The problem: SEOmoz is architected in such a way that if a comment link is requested and JavaScript is not enabled it will serve a redirect (being served as a 200 by the server) to an error page. With nearly 60% of Bing’s crawl being wasted on such dead-ends, it is important that SEOmoz block the engines from crawling. 
 
The solution: add rel=’nofollow’ to all comment and reply to comment links. Typically, the ideal method for telling and engine not to crawl something is a directive in the robots.txt file. Unfortunately, that won’t work in this scenario because the URL is being served via the JavaScript after the click. 
GoogleBot is dealing with the comment links better than Bing and avoiding them altogether. However, Google is crawling a handful of links sucessfully that are login redirects. Take a quick look at the robots.txt and you will see that this directory should probably be blocked. 
 
2. The number of 302s being served to Google and Bing is acceptable, but it doesn’t hurt to review in case there are better ways for dealing with some of edge cases. For the most part SEOmoz is using 302s for defunct blog category architecture that redirects the user to the main blog page. They are also being used for private message pages /message, and a robots.txt directive should exclude these pages from being crawled at all. 
 
3. Some of the most valuable data that you can get from your server logs are links that are being crawled that resolve in a 404. SEOmoz has done a good job managing these errors and does not have an alarming level of 404s. A quick way to identify potential problems is to isolate 404s by directory. This can be done by running a pivot table with “Directory” as your row label and count of “Directory” in your value field. You’ll get something like:
 
 
The problem: the main issue that’s popping here is 90% of the 404s are in one directory, /comments. Given the issues with BingBot and the JavaScript driven redirect mentioned above this doesn’t really come as a surprise. 
 
The solution: the good news is that since we are already using rel=’nofollow’ on the comment links these 404s should also be taken care of. 
 

Conclusion

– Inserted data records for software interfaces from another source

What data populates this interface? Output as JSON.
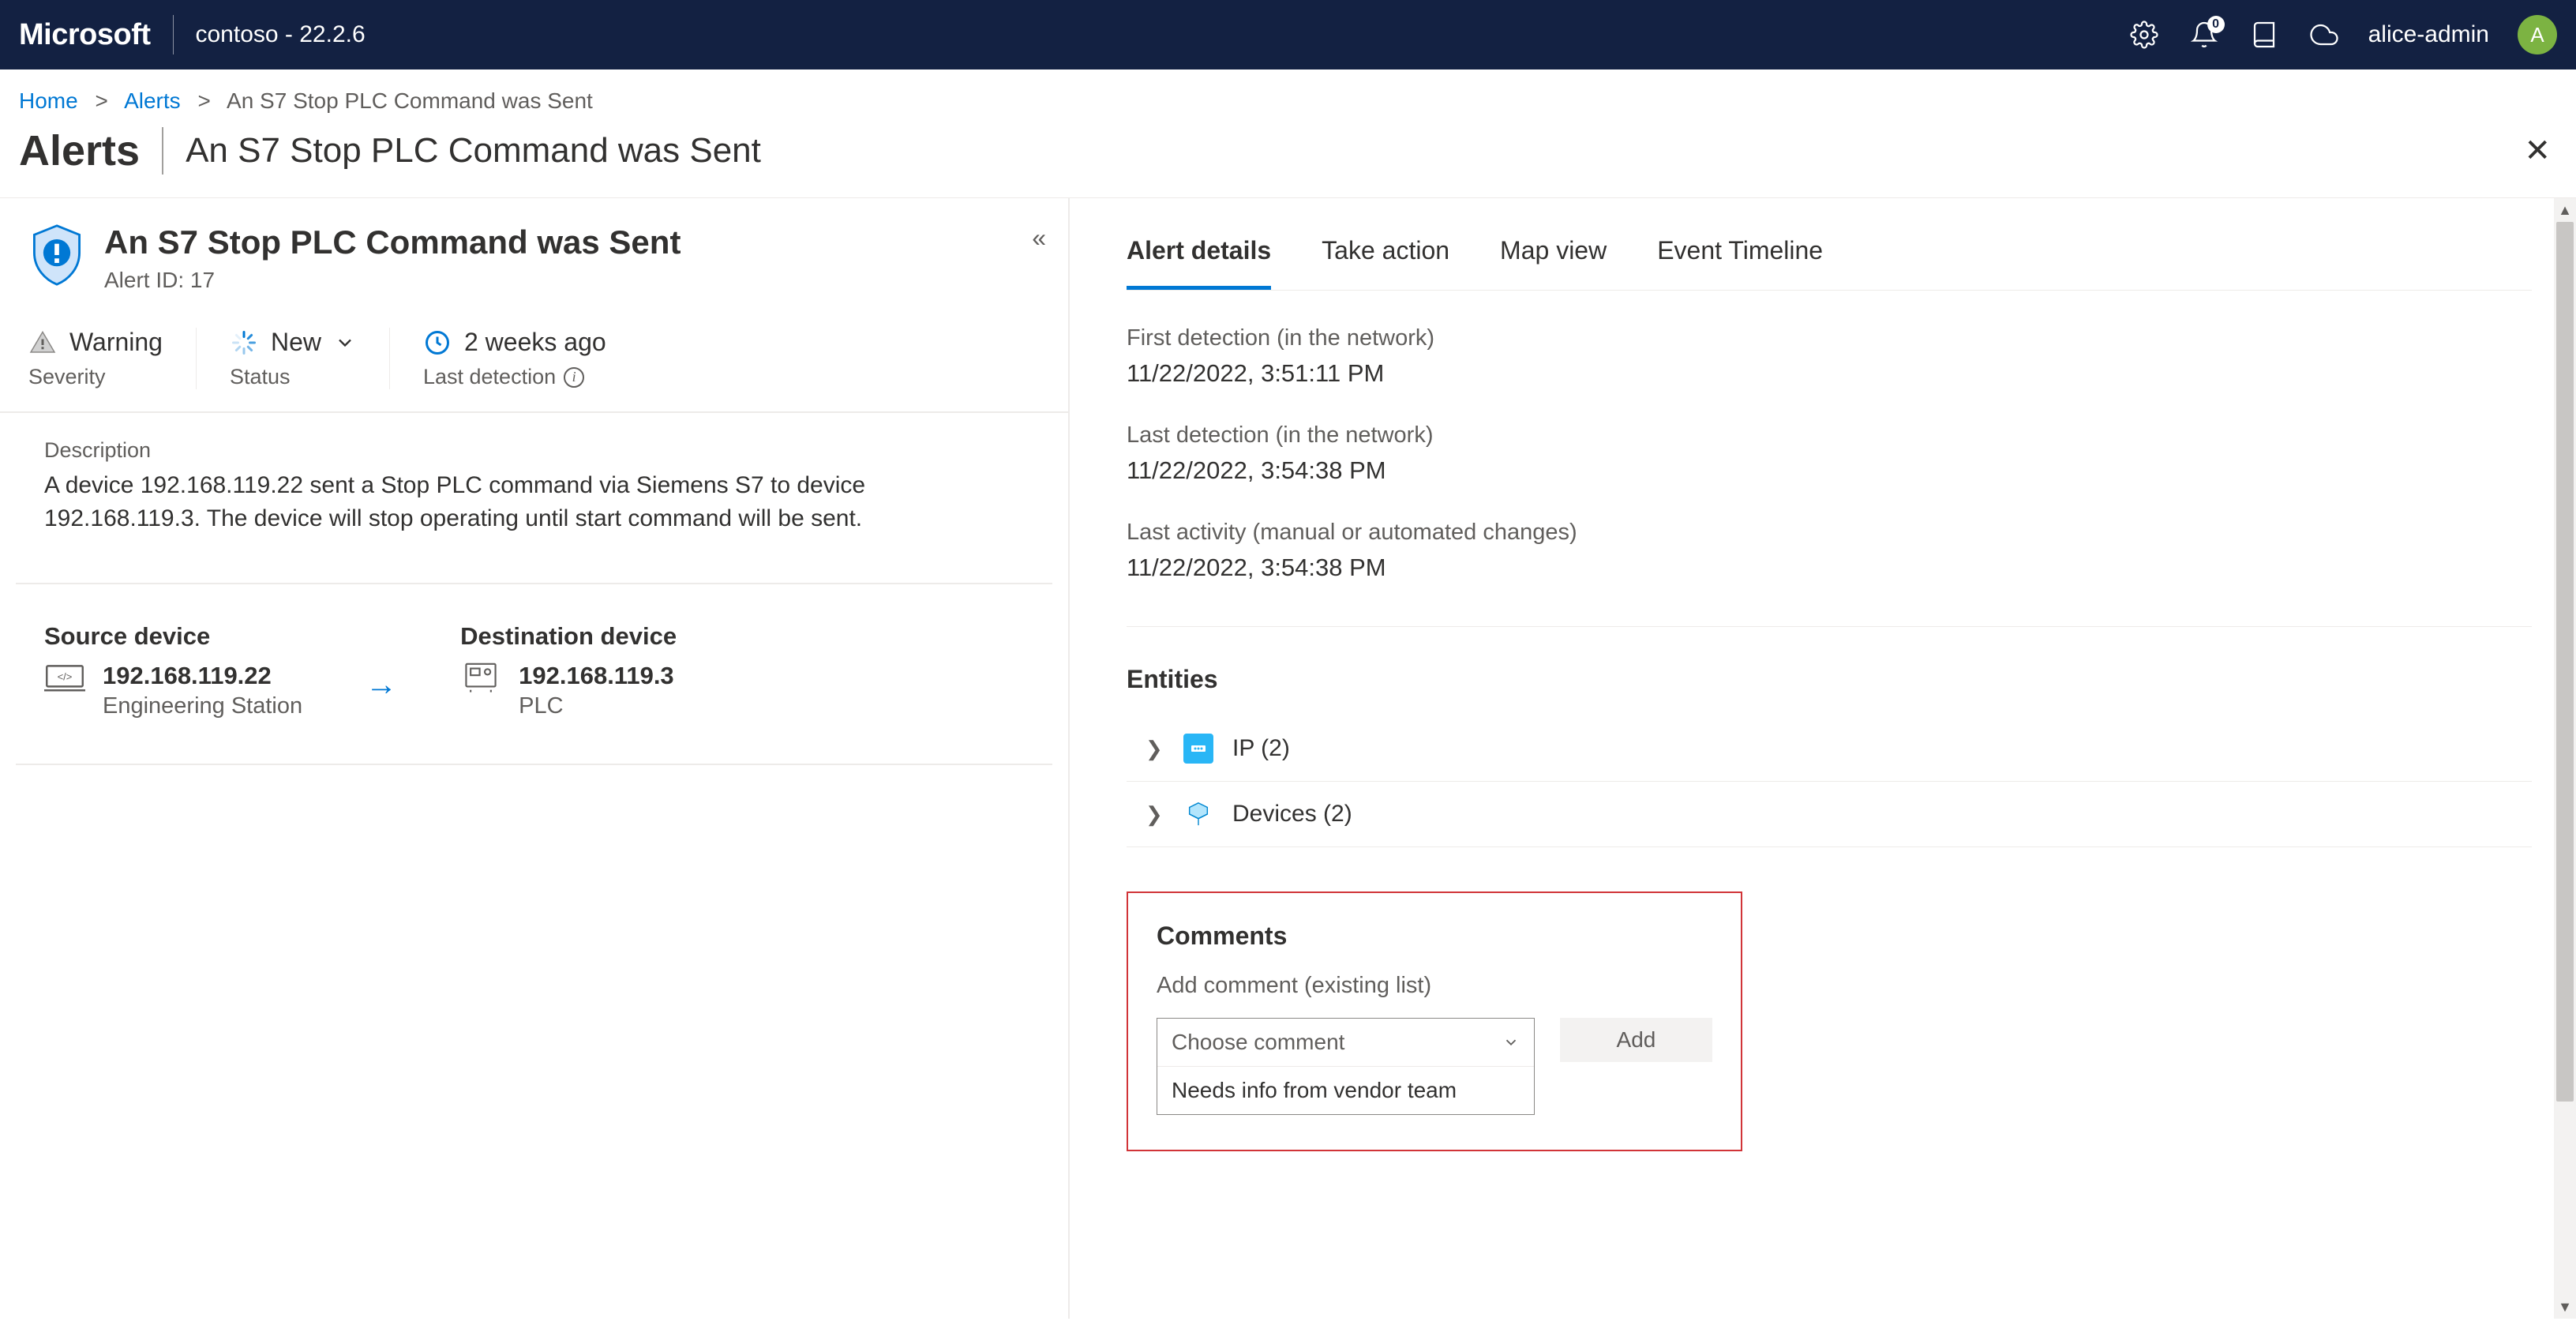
{
  "header": {
    "brand": "Microsoft",
    "tenant": "contoso - 22.2.6",
    "notification_count": "0",
    "user_name": "alice-admin",
    "user_initial": "A"
  },
  "breadcrumb": {
    "home": "Home",
    "alerts": "Alerts",
    "current": "An S7 Stop PLC Command was Sent"
  },
  "page": {
    "section": "Alerts",
    "title": "An S7 Stop PLC Command was Sent"
  },
  "alert": {
    "name": "An S7 Stop PLC Command was Sent",
    "id_label": "Alert ID: 17",
    "severity_value": "Warning",
    "severity_label": "Severity",
    "status_value": "New",
    "status_label": "Status",
    "last_detection_value": "2 weeks ago",
    "last_detection_label": "Last detection",
    "description_label": "Description",
    "description_text": "A device 192.168.119.22 sent a Stop PLC command via Siemens S7 to device 192.168.119.3. The device will stop operating until start command will be sent."
  },
  "source_device": {
    "heading": "Source device",
    "ip": "192.168.119.22",
    "type": "Engineering Station"
  },
  "destination_device": {
    "heading": "Destination device",
    "ip": "192.168.119.3",
    "type": "PLC"
  },
  "tabs": {
    "details": "Alert details",
    "take_action": "Take action",
    "map_view": "Map view",
    "timeline": "Event Timeline"
  },
  "details": {
    "first_detection_label": "First detection (in the network)",
    "first_detection_value": "11/22/2022, 3:51:11 PM",
    "last_detection_label": "Last detection (in the network)",
    "last_detection_value": "11/22/2022, 3:54:38 PM",
    "last_activity_label": "Last activity (manual or automated changes)",
    "last_activity_value": "11/22/2022, 3:54:38 PM"
  },
  "entities": {
    "heading": "Entities",
    "ip_label": "IP (2)",
    "devices_label": "Devices (2)"
  },
  "comments": {
    "heading": "Comments",
    "add_label": "Add comment (existing list)",
    "placeholder": "Choose comment",
    "option1": "Needs info from vendor team",
    "add_button": "Add"
  }
}
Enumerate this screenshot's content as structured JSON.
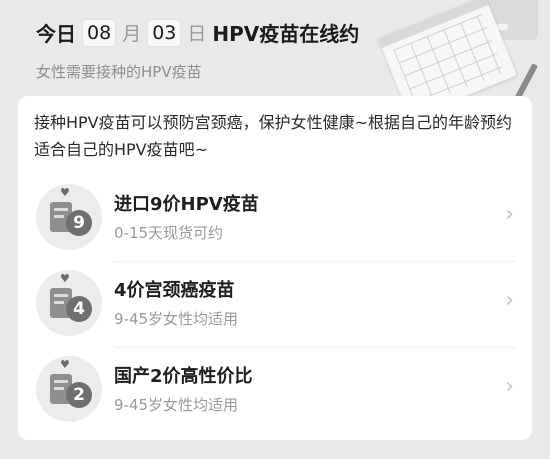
{
  "header": {
    "prefix": "今日",
    "month": "08",
    "month_unit": "月",
    "day": "03",
    "day_unit": "日",
    "title": "HPV疫苗在线约",
    "subtitle": "女性需要接种的HPV疫苗"
  },
  "description": "接种HPV疫苗可以预防宫颈癌，保护女性健康~根据自己的年龄预约适合自己的HPV疫苗吧~",
  "vaccines": [
    {
      "badge": "9",
      "title": "进口9价HPV疫苗",
      "subtitle": "0-15天现货可约",
      "icon": "vaccine-9-icon"
    },
    {
      "badge": "4",
      "title": "4价宫颈癌疫苗",
      "subtitle": "9-45岁女性均适用",
      "icon": "vaccine-4-icon"
    },
    {
      "badge": "2",
      "title": "国产2价高性价比",
      "subtitle": "9-45岁女性均适用",
      "icon": "vaccine-2-icon"
    }
  ],
  "colors": {
    "background": "#e9e9e9",
    "card": "#ffffff",
    "muted_text": "#9a9a9a"
  }
}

Google and Bing Webmaster tools provide you information on crawl errors, but in many cases they limit the data. As SEOs we should use every source of data that is available and after all, there is only one source of data that you can truly rely on: your own. 
 
LOGS DON’T LIE!
 
And for your viewing pleasure, here's a bonus clip for reading the whole post.

 

Sign up for The Moz Top 10, a semimonthly mailer updating you on the top ten hottest pieces of SEO news, tips, and rad links uncovered by the Moz team. Think of it as your exclusive digest of stuff you don’t have time to hunt down but want to read!


Categories: SEO

Leave a Reply

Your email address will not be published. Required fields are marked *

*

HTML tags are not allowed.